- [What to work on] Retype the whole listing below exactly, keeping every picture out of it.

- [Stored data]
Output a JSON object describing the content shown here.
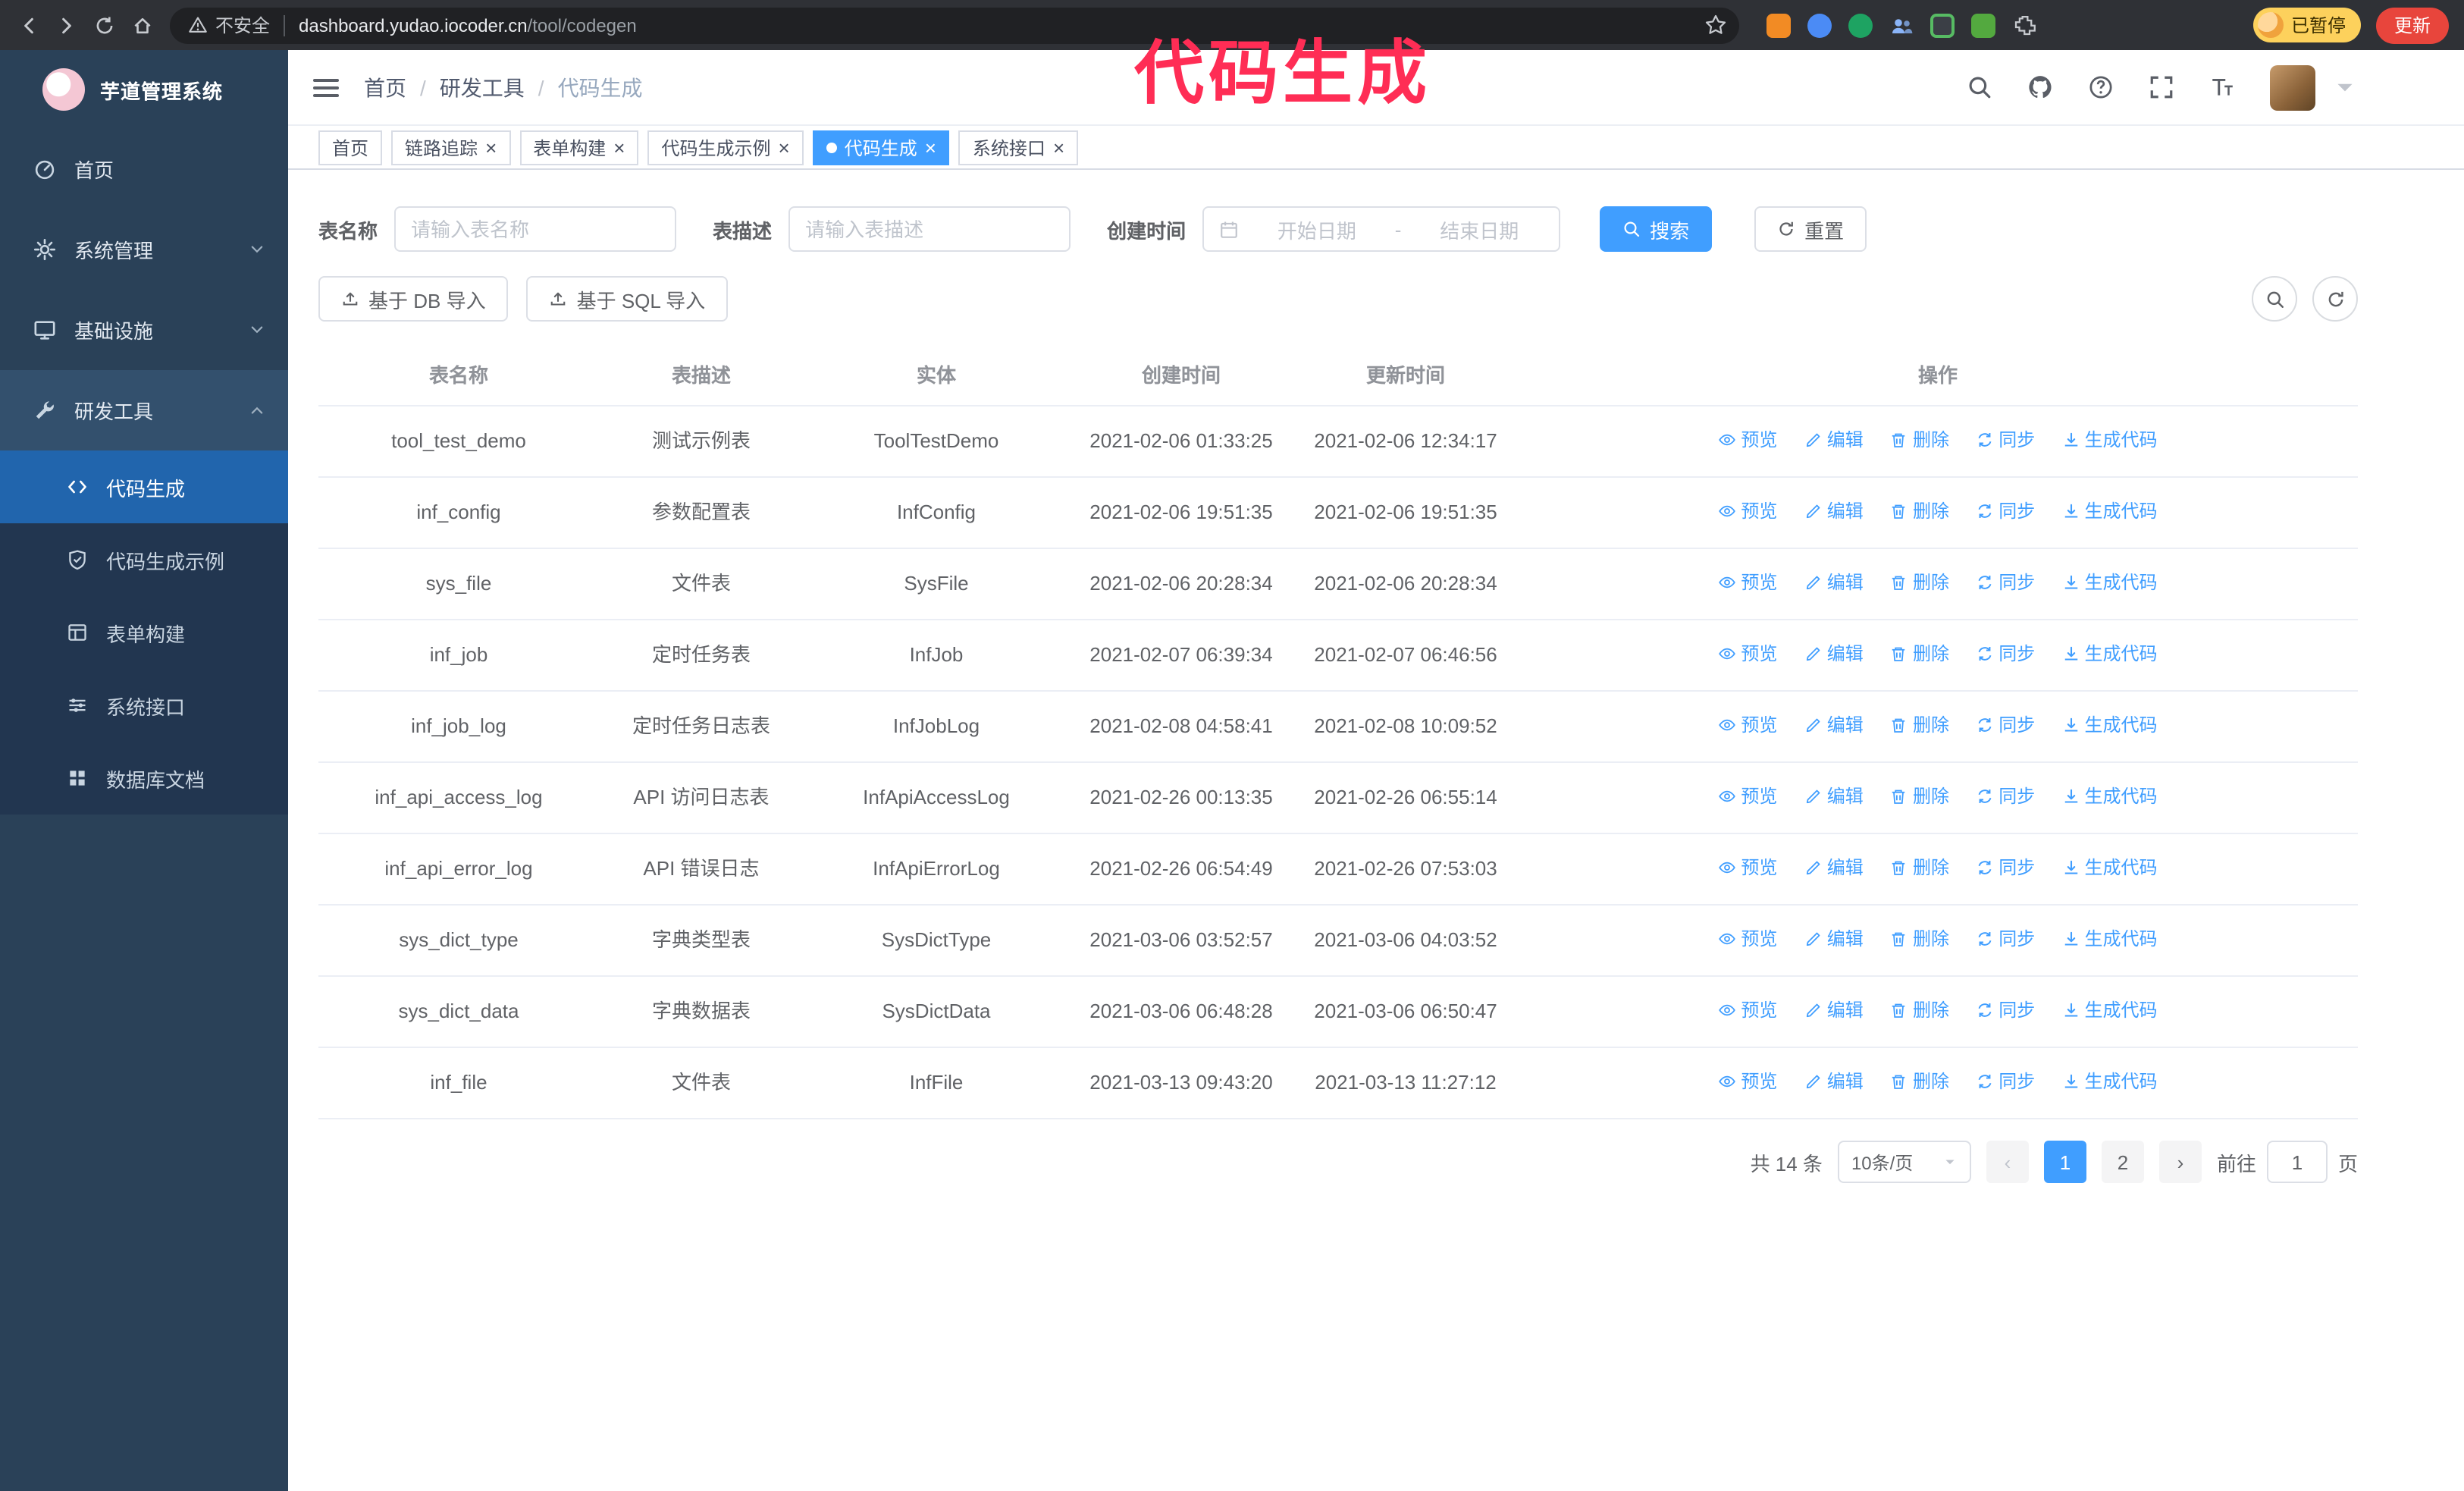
{
  "annotation": {
    "label": "代码生成"
  },
  "colors": {
    "primary": "#409eff",
    "annotation": "#ff2d55",
    "sidebar_bg": "#2a4158",
    "active_tab": "#409eff"
  },
  "glyphs": {
    "close": "×",
    "prev": "‹",
    "next": "›",
    "breadcrumb_separator": "/"
  },
  "browser": {
    "insecure_label": "不安全",
    "url_host": "dashboard.yudao.iocoder.cn",
    "url_path": "/tool/codegen",
    "paused_badge": "已暂停",
    "update_label": "更新"
  },
  "sidebar": {
    "logo_title": "芋道管理系统",
    "items": {
      "home": "首页",
      "system": "系统管理",
      "infra": "基础设施",
      "devtools": "研发工具"
    },
    "sub_items": {
      "codegen": "代码生成",
      "codegen_example": "代码生成示例",
      "form_builder": "表单构建",
      "api": "系统接口",
      "db_doc": "数据库文档"
    }
  },
  "navbar": {
    "breadcrumb": [
      "首页",
      "研发工具",
      "代码生成"
    ]
  },
  "tabs": [
    {
      "label": "首页",
      "active": false,
      "closable": false
    },
    {
      "label": "链路追踪",
      "active": false,
      "closable": true
    },
    {
      "label": "表单构建",
      "active": false,
      "closable": true
    },
    {
      "label": "代码生成示例",
      "active": false,
      "closable": true
    },
    {
      "label": "代码生成",
      "active": true,
      "closable": true
    },
    {
      "label": "系统接口",
      "active": false,
      "closable": true
    }
  ],
  "filters": {
    "table_name_label": "表名称",
    "table_name_placeholder": "请输入表名称",
    "table_desc_label": "表描述",
    "table_desc_placeholder": "请输入表描述",
    "create_time_label": "创建时间",
    "date_start_placeholder": "开始日期",
    "date_separator": "-",
    "date_end_placeholder": "结束日期",
    "search_button": "搜索",
    "reset_button": "重置"
  },
  "toolbar": {
    "import_db_button": "基于 DB 导入",
    "import_sql_button": "基于 SQL 导入"
  },
  "table": {
    "columns": [
      "表名称",
      "表描述",
      "实体",
      "创建时间",
      "更新时间",
      "操作"
    ],
    "actions": [
      "预览",
      "编辑",
      "删除",
      "同步",
      "生成代码"
    ],
    "rows": [
      {
        "name": "tool_test_demo",
        "desc": "测试示例表",
        "entity": "ToolTestDemo",
        "created": "2021-02-06 01:33:25",
        "updated": "2021-02-06 12:34:17"
      },
      {
        "name": "inf_config",
        "desc": "参数配置表",
        "entity": "InfConfig",
        "created": "2021-02-06 19:51:35",
        "updated": "2021-02-06 19:51:35"
      },
      {
        "name": "sys_file",
        "desc": "文件表",
        "entity": "SysFile",
        "created": "2021-02-06 20:28:34",
        "updated": "2021-02-06 20:28:34"
      },
      {
        "name": "inf_job",
        "desc": "定时任务表",
        "entity": "InfJob",
        "created": "2021-02-07 06:39:34",
        "updated": "2021-02-07 06:46:56"
      },
      {
        "name": "inf_job_log",
        "desc": "定时任务日志表",
        "entity": "InfJobLog",
        "created": "2021-02-08 04:58:41",
        "updated": "2021-02-08 10:09:52"
      },
      {
        "name": "inf_api_access_log",
        "desc": "API 访问日志表",
        "entity": "InfApiAccessLog",
        "created": "2021-02-26 00:13:35",
        "updated": "2021-02-26 06:55:14"
      },
      {
        "name": "inf_api_error_log",
        "desc": "API 错误日志",
        "entity": "InfApiErrorLog",
        "created": "2021-02-26 06:54:49",
        "updated": "2021-02-26 07:53:03"
      },
      {
        "name": "sys_dict_type",
        "desc": "字典类型表",
        "entity": "SysDictType",
        "created": "2021-03-06 03:52:57",
        "updated": "2021-03-06 04:03:52"
      },
      {
        "name": "sys_dict_data",
        "desc": "字典数据表",
        "entity": "SysDictData",
        "created": "2021-03-06 06:48:28",
        "updated": "2021-03-06 06:50:47"
      },
      {
        "name": "inf_file",
        "desc": "文件表",
        "entity": "InfFile",
        "created": "2021-03-13 09:43:20",
        "updated": "2021-03-13 11:27:12"
      }
    ]
  },
  "pagination": {
    "total": "共 14 条",
    "page_size": "10条/页",
    "pages": [
      "1",
      "2"
    ],
    "goto_label": "前往",
    "goto_value": "1",
    "page_unit": "页"
  }
}
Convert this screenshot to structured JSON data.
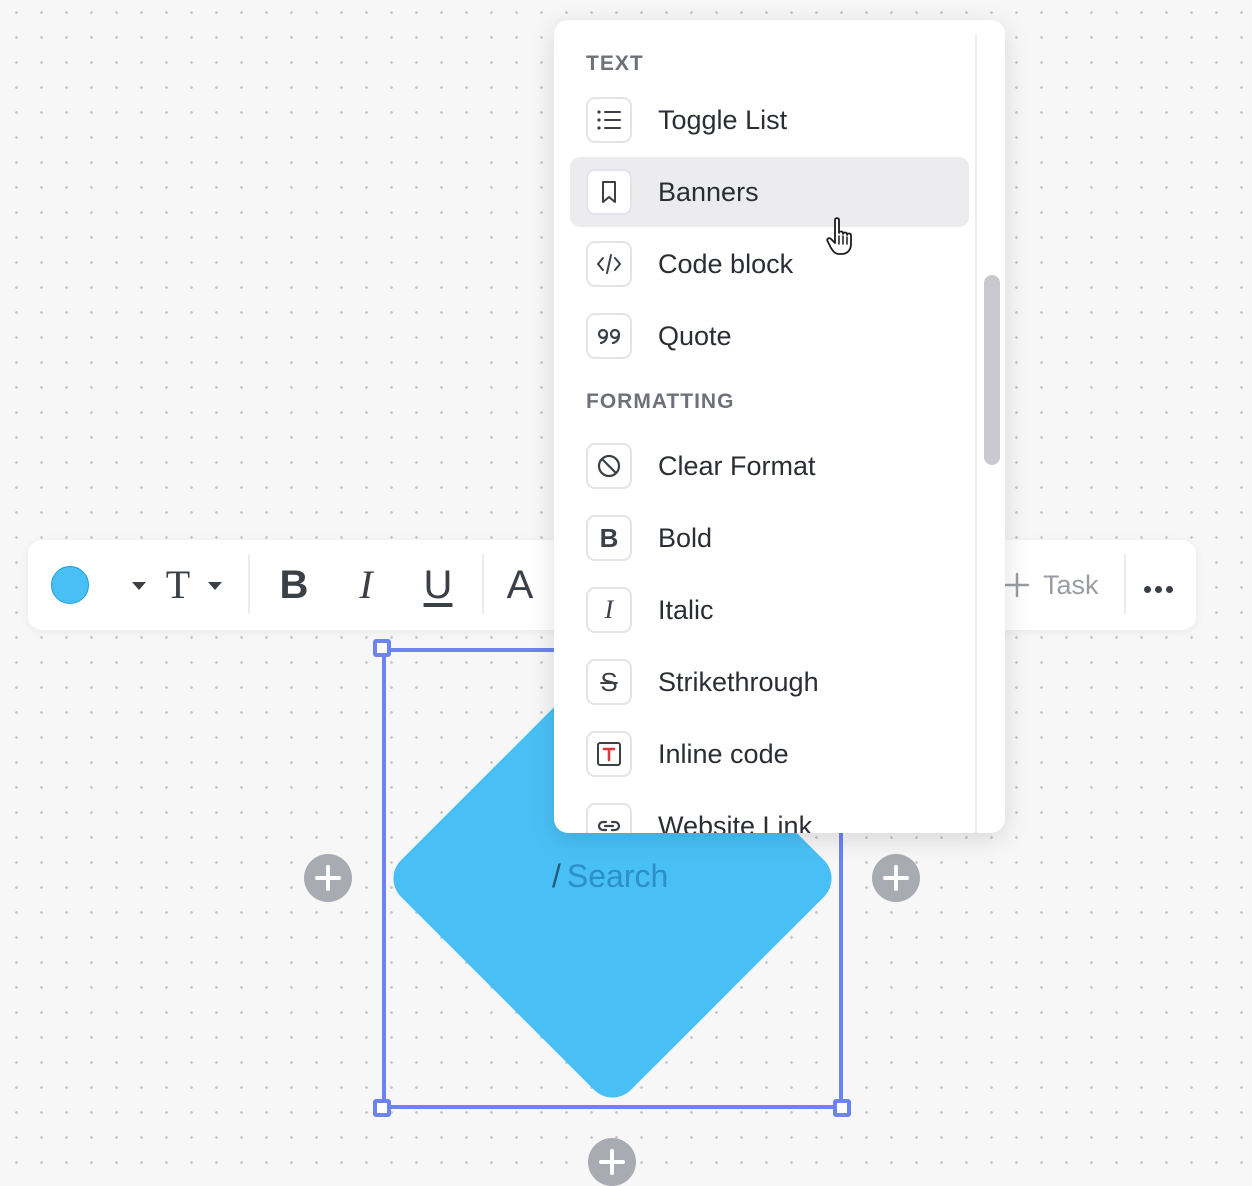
{
  "menu": {
    "sections": {
      "text": "TEXT",
      "formatting": "FORMATTING"
    },
    "items": [
      {
        "label": "Toggle List",
        "icon": "list-icon"
      },
      {
        "label": "Banners",
        "icon": "bookmark-icon"
      },
      {
        "label": "Code block",
        "icon": "code-icon"
      },
      {
        "label": "Quote",
        "icon": "quote-icon"
      },
      {
        "label": "Clear Format",
        "icon": "clear-format-icon"
      },
      {
        "label": "Bold",
        "icon": "bold-icon"
      },
      {
        "label": "Italic",
        "icon": "italic-icon"
      },
      {
        "label": "Strikethrough",
        "icon": "strikethrough-icon"
      },
      {
        "label": "Inline code",
        "icon": "inline-code-icon"
      },
      {
        "label": "Website Link",
        "icon": "link-icon"
      }
    ],
    "hovered_item": "Banners"
  },
  "toolbar": {
    "color": "#49c0f5",
    "text_glyph": "T",
    "bold_glyph": "B",
    "italic_glyph": "I",
    "underline_glyph": "U",
    "font_color_glyph": "A",
    "task_label": "Task"
  },
  "shape": {
    "color": "#49c0f5",
    "slash": "/",
    "placeholder": "Search"
  },
  "colors": {
    "selection": "#6c84f0",
    "accent_red": "#e0363b"
  }
}
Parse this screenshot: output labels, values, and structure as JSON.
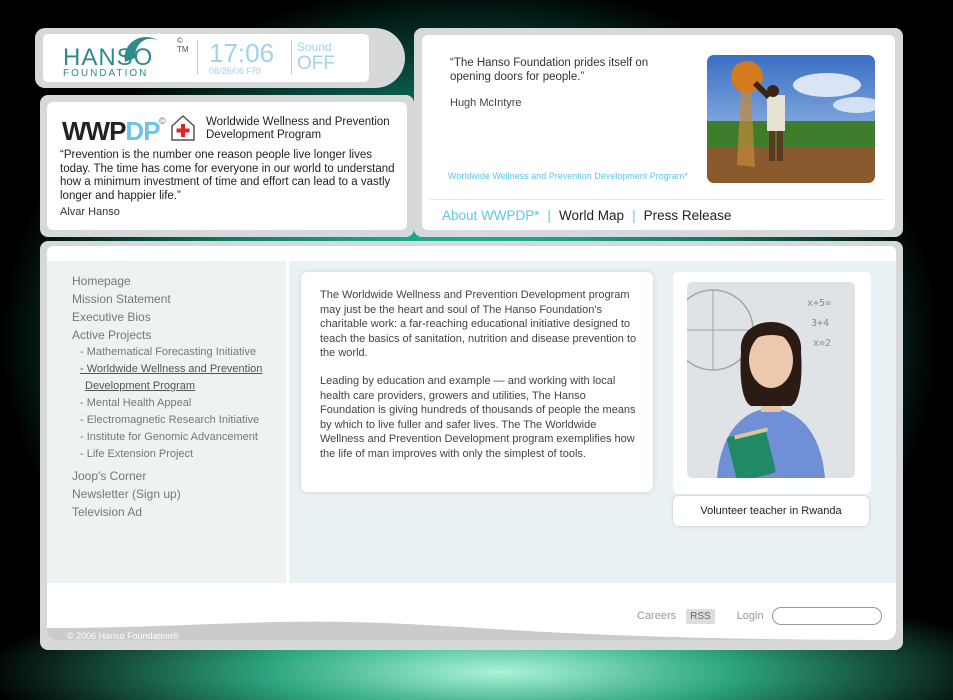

- [Solution]
Output a JSON object describing the content shown here.
{
  "annotation": {
    "label": "代码生成"
  },
  "colors": {
    "primary": "#409eff",
    "annotation": "#ff2d55",
    "sidebar_bg": "#2a4158",
    "active_tab": "#409eff"
  },
  "glyphs": {
    "close": "×",
    "prev": "‹",
    "next": "›",
    "breadcrumb_separator": "/"
  },
  "browser": {
    "insecure_label": "不安全",
    "url_host": "dashboard.yudao.iocoder.cn",
    "url_path": "/tool/codegen",
    "paused_badge": "已暂停",
    "update_label": "更新"
  },
  "sidebar": {
    "logo_title": "芋道管理系统",
    "items": {
      "home": "首页",
      "system": "系统管理",
      "infra": "基础设施",
      "devtools": "研发工具"
    },
    "sub_items": {
      "codegen": "代码生成",
      "codegen_example": "代码生成示例",
      "form_builder": "表单构建",
      "api": "系统接口",
      "db_doc": "数据库文档"
    }
  },
  "navbar": {
    "breadcrumb": [
      "首页",
      "研发工具",
      "代码生成"
    ]
  },
  "tabs": [
    {
      "label": "首页",
      "active": false,
      "closable": false
    },
    {
      "label": "链路追踪",
      "active": false,
      "closable": true
    },
    {
      "label": "表单构建",
      "active": false,
      "closable": true
    },
    {
      "label": "代码生成示例",
      "active": false,
      "closable": true
    },
    {
      "label": "代码生成",
      "active": true,
      "closable": true
    },
    {
      "label": "系统接口",
      "active": false,
      "closable": true
    }
  ],
  "filters": {
    "table_name_label": "表名称",
    "table_name_placeholder": "请输入表名称",
    "table_desc_label": "表描述",
    "table_desc_placeholder": "请输入表描述",
    "create_time_label": "创建时间",
    "date_start_placeholder": "开始日期",
    "date_separator": "-",
    "date_end_placeholder": "结束日期",
    "search_button": "搜索",
    "reset_button": "重置"
  },
  "toolbar": {
    "import_db_button": "基于 DB 导入",
    "import_sql_button": "基于 SQL 导入"
  },
  "table": {
    "columns": [
      "表名称",
      "表描述",
      "实体",
      "创建时间",
      "更新时间",
      "操作"
    ],
    "actions": [
      "预览",
      "编辑",
      "删除",
      "同步",
      "生成代码"
    ],
    "rows": [
      {
        "name": "tool_test_demo",
        "desc": "测试示例表",
        "entity": "ToolTestDemo",
        "created": "2021-02-06 01:33:25",
        "updated": "2021-02-06 12:34:17"
      },
      {
        "name": "inf_config",
        "desc": "参数配置表",
        "entity": "InfConfig",
        "created": "2021-02-06 19:51:35",
        "updated": "2021-02-06 19:51:35"
      },
      {
        "name": "sys_file",
        "desc": "文件表",
        "entity": "SysFile",
        "created": "2021-02-06 20:28:34",
        "updated": "2021-02-06 20:28:34"
      },
      {
        "name": "inf_job",
        "desc": "定时任务表",
        "entity": "InfJob",
        "created": "2021-02-07 06:39:34",
        "updated": "2021-02-07 06:46:56"
      },
      {
        "name": "inf_job_log",
        "desc": "定时任务日志表",
        "entity": "InfJobLog",
        "created": "2021-02-08 04:58:41",
        "updated": "2021-02-08 10:09:52"
      },
      {
        "name": "inf_api_access_log",
        "desc": "API 访问日志表",
        "entity": "InfApiAccessLog",
        "created": "2021-02-26 00:13:35",
        "updated": "2021-02-26 06:55:14"
      },
      {
        "name": "inf_api_error_log",
        "desc": "API 错误日志",
        "entity": "InfApiErrorLog",
        "created": "2021-02-26 06:54:49",
        "updated": "2021-02-26 07:53:03"
      },
      {
        "name": "sys_dict_type",
        "desc": "字典类型表",
        "entity": "SysDictType",
        "created": "2021-03-06 03:52:57",
        "updated": "2021-03-06 04:03:52"
      },
      {
        "name": "sys_dict_data",
        "desc": "字典数据表",
        "entity": "SysDictData",
        "created": "2021-03-06 06:48:28",
        "updated": "2021-03-06 06:50:47"
      },
      {
        "name": "inf_file",
        "desc": "文件表",
        "entity": "InfFile",
        "created": "2021-03-13 09:43:20",
        "updated": "2021-03-13 11:27:12"
      }
    ]
  },
  "pagination": {
    "total": "共 14 条",
    "page_size": "10条/页",
    "pages": [
      "1",
      "2"
    ],
    "goto_label": "前往",
    "goto_value": "1",
    "page_unit": "页"
  }
}
Convert this screenshot to structured JSON data.
{
  "menu": {
    "sections": {
      "text": "TEXT",
      "formatting": "FORMATTING"
    },
    "items": [
      {
        "label": "Toggle List",
        "icon": "list-icon"
      },
      {
        "label": "Banners",
        "icon": "bookmark-icon"
      },
      {
        "label": "Code block",
        "icon": "code-icon"
      },
      {
        "label": "Quote",
        "icon": "quote-icon"
      },
      {
        "label": "Clear Format",
        "icon": "clear-format-icon"
      },
      {
        "label": "Bold",
        "icon": "bold-icon"
      },
      {
        "label": "Italic",
        "icon": "italic-icon"
      },
      {
        "label": "Strikethrough",
        "icon": "strikethrough-icon"
      },
      {
        "label": "Inline code",
        "icon": "inline-code-icon"
      },
      {
        "label": "Website Link",
        "icon": "link-icon"
      }
    ],
    "hovered_item": "Banners"
  },
  "toolbar": {
    "color": "#49c0f5",
    "text_glyph": "T",
    "bold_glyph": "B",
    "italic_glyph": "I",
    "underline_glyph": "U",
    "font_color_glyph": "A",
    "task_label": "Task"
  },
  "shape": {
    "color": "#49c0f5",
    "slash": "/",
    "placeholder": "Search"
  },
  "colors": {
    "selection": "#6c84f0",
    "accent_red": "#e0363b"
  }
}
Parse this screenshot: output labels, values, and structure as JSON.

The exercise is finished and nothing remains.